[Web page and app entries]
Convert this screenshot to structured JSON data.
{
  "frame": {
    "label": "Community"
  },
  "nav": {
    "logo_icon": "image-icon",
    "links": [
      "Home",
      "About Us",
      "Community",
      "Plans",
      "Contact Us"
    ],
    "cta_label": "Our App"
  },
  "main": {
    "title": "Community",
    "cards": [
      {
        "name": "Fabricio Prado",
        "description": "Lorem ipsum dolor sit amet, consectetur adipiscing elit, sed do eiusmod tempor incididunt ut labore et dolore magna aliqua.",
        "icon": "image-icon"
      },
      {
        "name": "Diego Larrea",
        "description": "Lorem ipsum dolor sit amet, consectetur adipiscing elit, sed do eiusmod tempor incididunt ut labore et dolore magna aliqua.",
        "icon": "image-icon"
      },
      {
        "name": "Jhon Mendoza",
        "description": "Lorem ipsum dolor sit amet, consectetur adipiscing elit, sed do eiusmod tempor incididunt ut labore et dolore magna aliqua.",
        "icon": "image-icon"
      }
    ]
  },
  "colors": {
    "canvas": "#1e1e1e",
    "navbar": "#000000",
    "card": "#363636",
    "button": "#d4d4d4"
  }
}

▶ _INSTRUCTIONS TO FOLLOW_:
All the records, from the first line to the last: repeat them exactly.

▶ _OUTPUT OF THE TASK_:
Convert this screenshot to structured JSON data.
{
  "frame": {
    "label": "Community"
  },
  "nav": {
    "logo_icon": "image-icon",
    "links": [
      "Home",
      "About Us",
      "Community",
      "Plans",
      "Contact Us"
    ],
    "cta_label": "Our App"
  },
  "main": {
    "title": "Community",
    "cards": [
      {
        "name": "Fabricio Prado",
        "description": "Lorem ipsum dolor sit amet, consectetur adipiscing elit, sed do eiusmod tempor incididunt ut labore et dolore magna aliqua.",
        "icon": "image-icon"
      },
      {
        "name": "Diego Larrea",
        "description": "Lorem ipsum dolor sit amet, consectetur adipiscing elit, sed do eiusmod tempor incididunt ut labore et dolore magna aliqua.",
        "icon": "image-icon"
      },
      {
        "name": "Jhon Mendoza",
        "description": "Lorem ipsum dolor sit amet, consectetur adipiscing elit, sed do eiusmod tempor incididunt ut labore et dolore magna aliqua.",
        "icon": "image-icon"
      }
    ]
  },
  "colors": {
    "canvas": "#1e1e1e",
    "navbar": "#000000",
    "card": "#363636",
    "button": "#d4d4d4"
  }
}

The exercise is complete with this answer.